“the study identified the greatest quantity of solutions and programs into the U.S., accompanied by Australia together with British. Belgium, France and Quebec possessed a number that is moderate of, and Canada (outside of Quebec) and Germany had few identified solutions.”
A step-by-step summary for the report ended up being acquired because of The Canadian Press beneath the use of Suggestions Act.
Buckland discovered that credit items for the working bad in america were one of the most revolutionary, a few of them subsidized by taxpayers or non-government businesses.
But other U.S. examples he learned included finance institutions providing lower-cost credit on break-even terms or with modest earnings with no taxpayer subsidies.
The report recommends the long lack of fringe-credit laws in Canada might have held the top banking institutions among others from the game.
“One explanation noted had been that the lack of regulation of payday lending acted as an obstacle for FIs (banking institutions) getting taking part in tiny loans. It is changing now, as provinces unveil laws,” claims the document.
A federal federal government spokesman declined to supply information about those activities associated with the working group, co-chaired by a senior policy analyst at business Canada, David Clarke, and Anne Preyde, B.C.’s manager of customer policy.
Business Canada’s Michel Cimpaye stated just that the team “has no particular notices respecting next actions.”
A few studies within the final ten years has unearthed that pay day loan clients have actually low incomes, modest training, are young and have a tendency to are now living in bigger families with young ones payday loans Massachusetts. About 25 % make use of the solution when a suggesting many are stuck on a credit treadmill month. National surveys recommend as much as eight % associated with the population that is canadian utilized a payday lender at some time.
Buckland stated in a meeting there is still a credit space in Canada between pay day loans and loans that are traditional.
Canada’s finance institutions look content to allow bank cards and overdraft security offer any short-term, low-dollar credit to susceptible customers, he stated.
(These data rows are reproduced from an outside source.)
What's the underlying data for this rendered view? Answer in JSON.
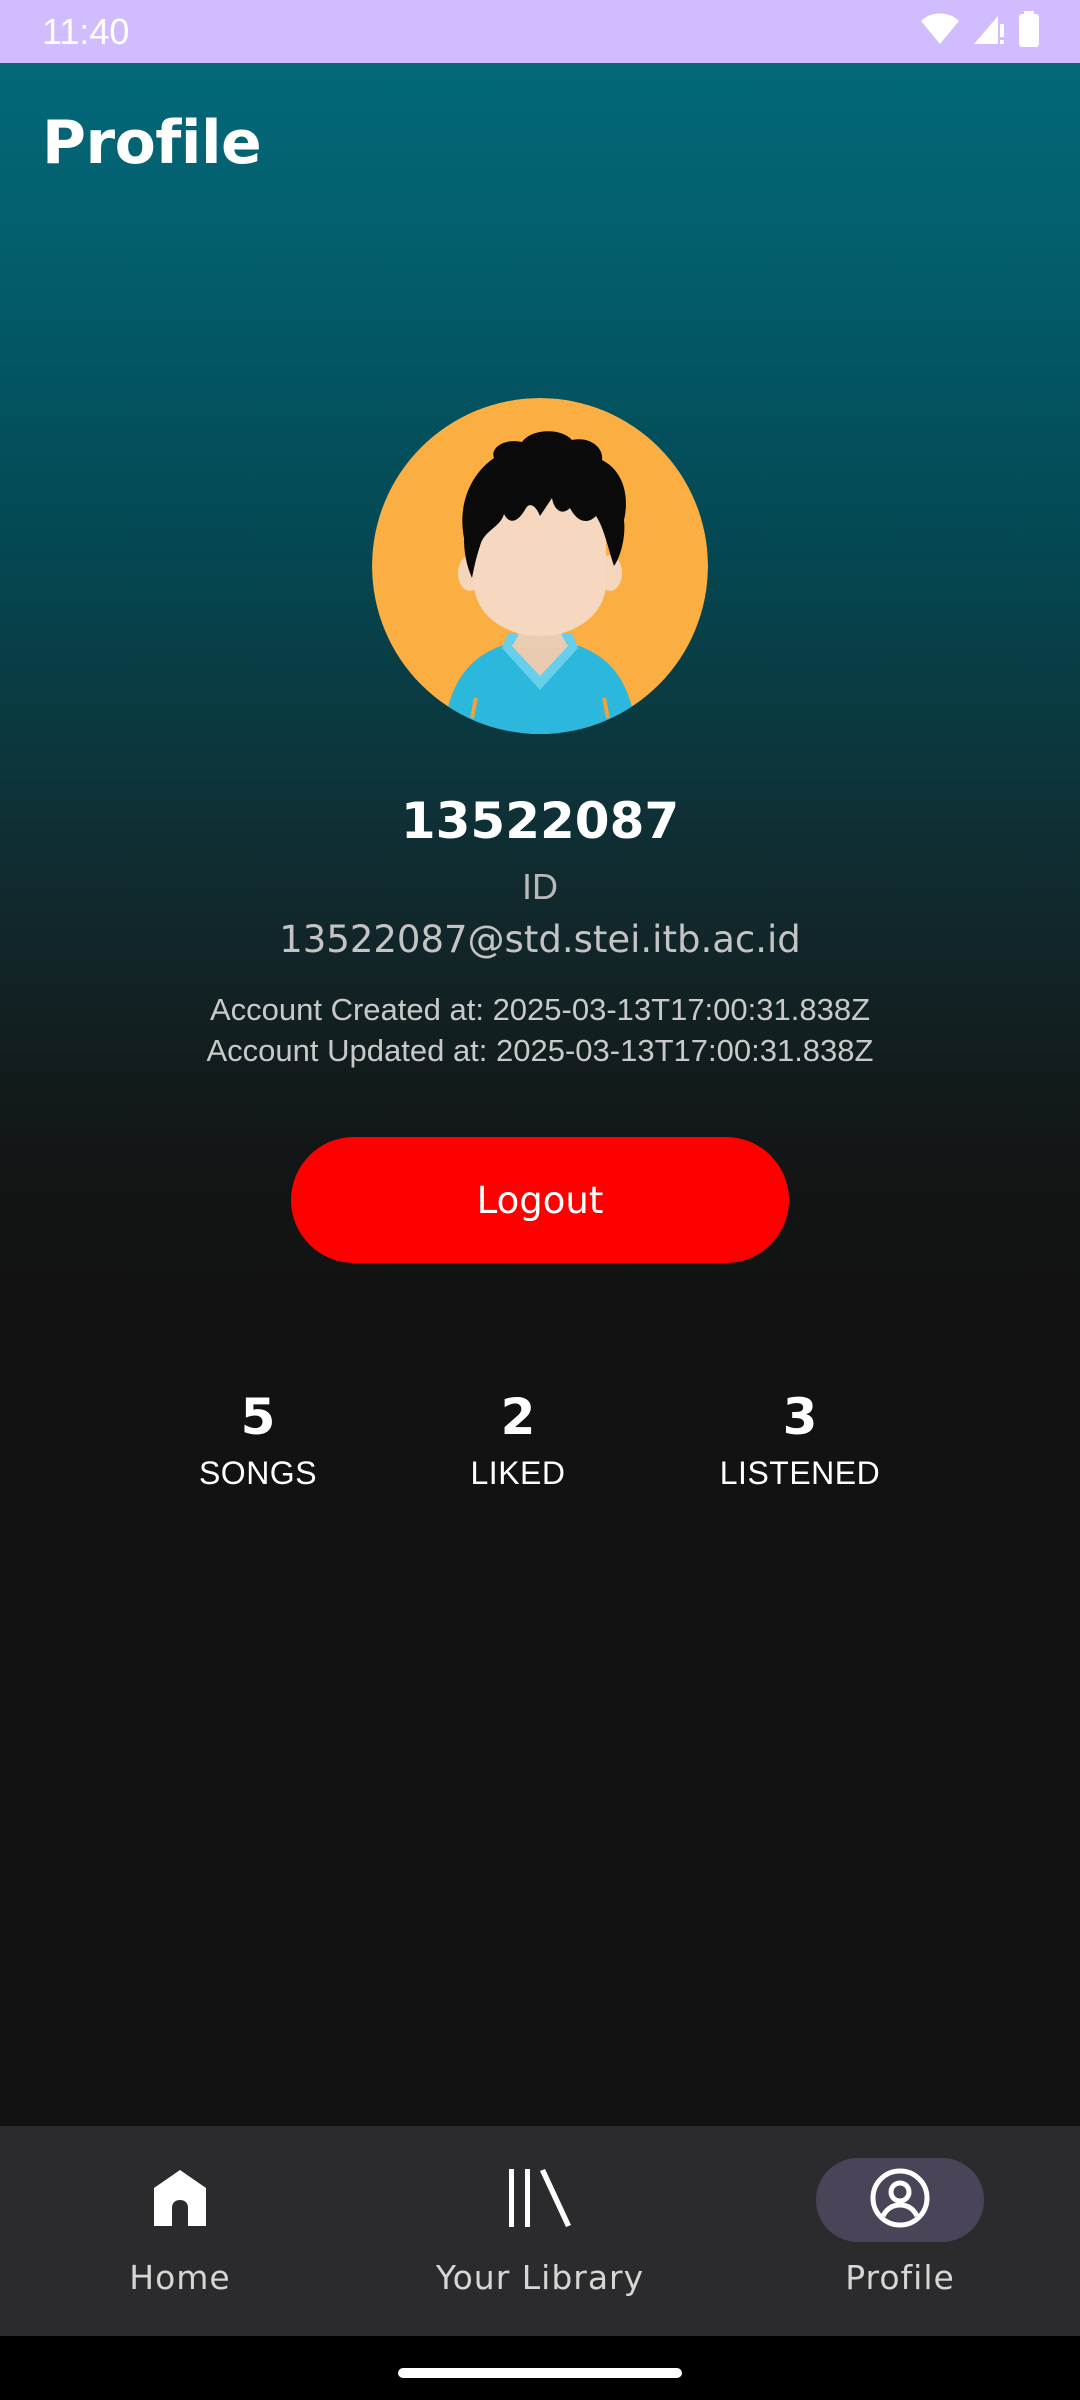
{
  "status_bar": {
    "time": "11:40",
    "icons": [
      "wifi-icon",
      "signal-icon",
      "battery-icon"
    ]
  },
  "header": {
    "title": "Profile"
  },
  "profile": {
    "avatar": "avatar-illustration",
    "username": "13522087",
    "id_label": "ID",
    "email": "13522087@std.stei.itb.ac.id",
    "created": "Account Created at: 2025-03-13T17:00:31.838Z",
    "updated": "Account Updated at: 2025-03-13T17:00:31.838Z"
  },
  "logout": {
    "label": "Logout",
    "color": "#ff0000"
  },
  "stats": {
    "songs": {
      "value": "5",
      "label": "SONGS"
    },
    "liked": {
      "value": "2",
      "label": "LIKED"
    },
    "listened": {
      "value": "3",
      "label": "LISTENED"
    }
  },
  "bottom_nav": {
    "items": [
      {
        "label": "Home",
        "icon": "home-icon",
        "active": false
      },
      {
        "label": "Your Library",
        "icon": "library-icon",
        "active": false
      },
      {
        "label": "Profile",
        "icon": "profile-icon",
        "active": true
      }
    ],
    "active_indicator_color": "#4a4458"
  },
  "colors": {
    "status_bar": "#d0bcff",
    "gradient_top": "#026b7c",
    "background": "#121212",
    "nav_background": "#2b2a2c"
  }
}
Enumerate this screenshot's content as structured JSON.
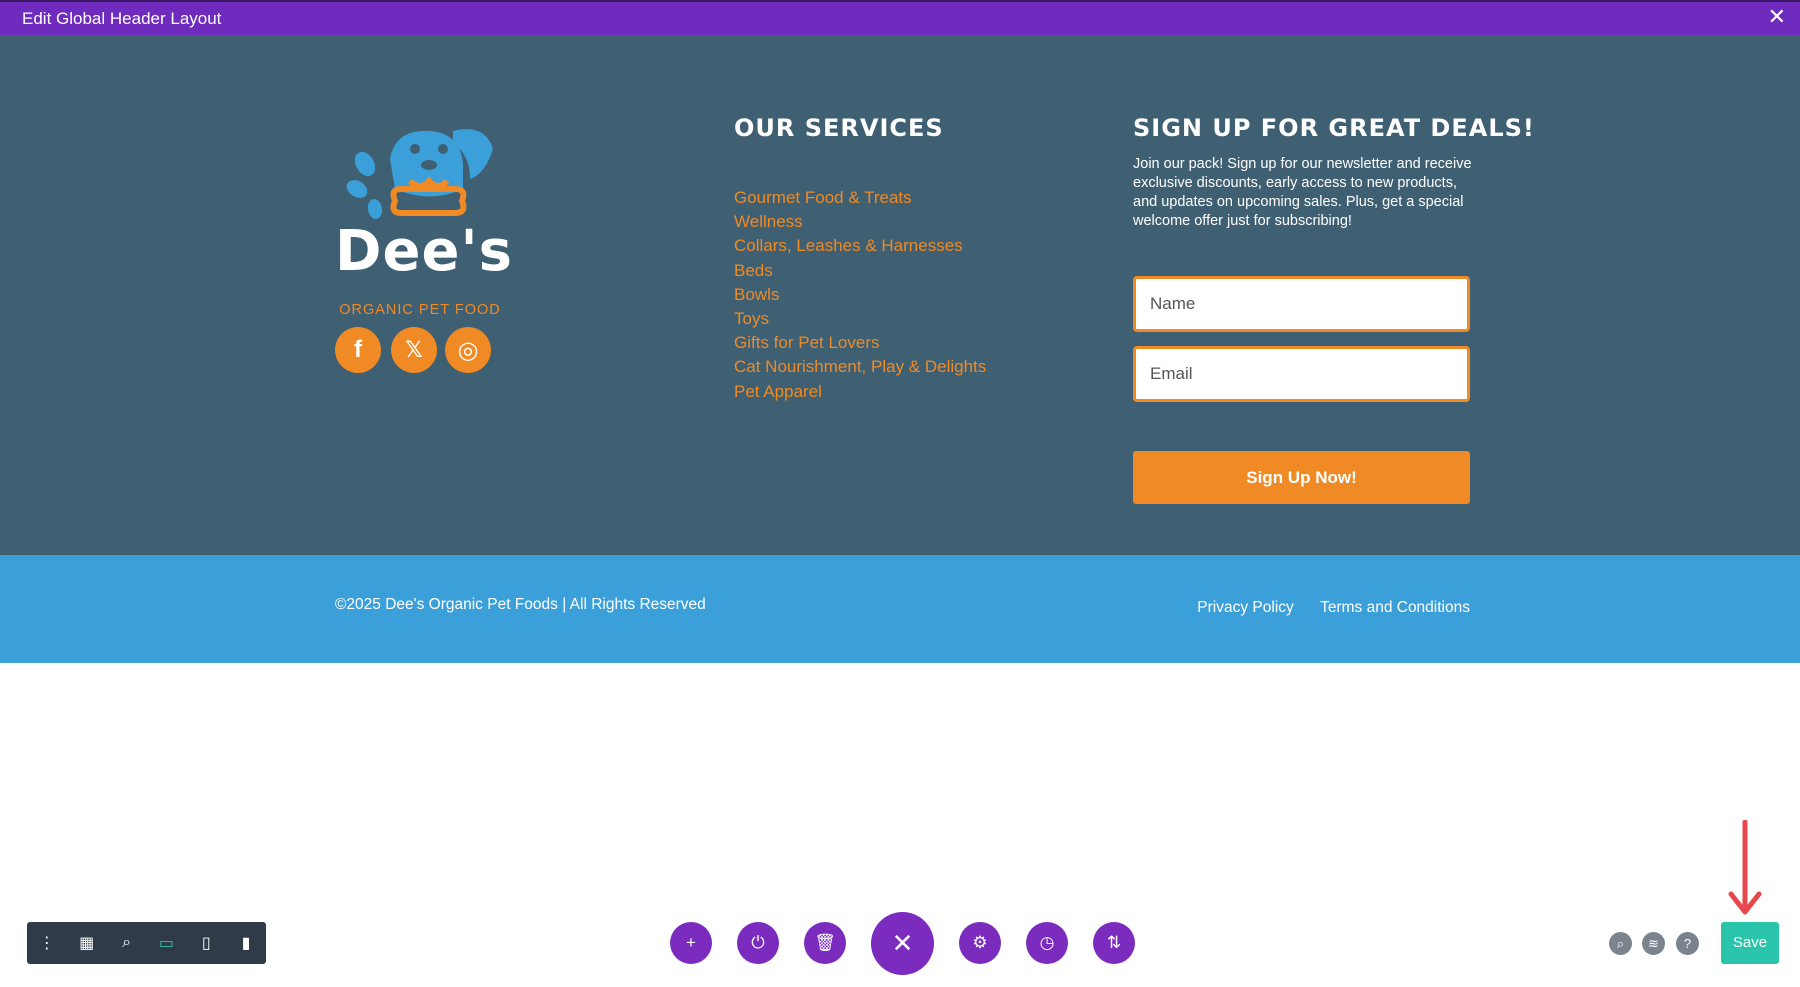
{
  "editor": {
    "title": "Edit Global Header Layout",
    "close_glyph": "✕"
  },
  "logo": {
    "brand": "Dee's",
    "sub": "ORGANIC PET FOOD"
  },
  "social": [
    {
      "name": "facebook-icon",
      "glyph": "f"
    },
    {
      "name": "x-twitter-icon",
      "glyph": "𝕏"
    },
    {
      "name": "instagram-icon",
      "glyph": "◎"
    }
  ],
  "services": {
    "title": "Our Services",
    "items": [
      "Gourmet Food & Treats",
      "Wellness",
      "Collars, Leashes & Harnesses",
      "Beds",
      "Bowls",
      "Toys",
      "Gifts for Pet Lovers",
      "Cat Nourishment, Play & Delights",
      "Pet Apparel"
    ]
  },
  "signup": {
    "title": "Sign Up for Great Deals!",
    "text": "Join our pack! Sign up for our newsletter and receive exclusive discounts, early access to new products, and updates on upcoming sales. Plus, get a special welcome offer just for subscribing!",
    "name_placeholder": "Name",
    "email_placeholder": "Email",
    "button": "Sign Up Now!"
  },
  "bottom": {
    "copyright": "©2025 Dee's Organic Pet Foods | All Rights Reserved",
    "privacy": "Privacy Policy",
    "terms": "Terms and Conditions"
  },
  "toolbar": {
    "save_label": "Save"
  },
  "colors": {
    "purple": "#6f2bbd",
    "footer_bg": "#3f5f72",
    "orange": "#f08a24",
    "blue": "#3ba0da",
    "teal": "#29c4a9"
  }
}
“this indicates that finance institutions are not thinking about exploring options,” Buckland stated. “People do not simply want bank cards . Often individuals want a loan that is small a payment duration.”
He called Bill C-26 a “second-best reaction” towards the dilemma of pay day loans, suggesting Quebec may become a model for the other provinces.
Pay day loans have traditionally been managed out of presence when you look at the province and caisses populaires — much like credit unions — have actually filled the space.
“we must glance at Quebec,” he stated. “they will have taken an approach that is responsible supplying tiny loans to individuals.”
A spokesman when it comes to industry team representing the biggest players into the loan that is payday stated their members welcome any competition from conventional loan providers.
“The greater amount of credit alternatives you can find for customers, the greater,” Stan Keyes, president of this Canadian cash advance Association, stated from Hamilton. “Competition? Our people say ‘Bring it on’.”
The relationship’s 23 user businesses, such as 432 outlets regarding the giant Money Mart string, self-regulated in 2005 and welcomed the latest regulatory regime, stated Keyes, a previous cabinet minister that is liberal.
He questioned whether conventional loan providers will be in a position to provide fast, no-frills solution as effortlessly while the relationship’s 588 user outlets.
Keyes included that Bill C-26, combined with meltdown that is global 2008, has already established small effect on their people.
“there has been no appreciable or effect that is measurable” he said.
The relationship represents not even half of all the outlets that are payday Canada which entirely have actually lent as much as $2 billion yearly.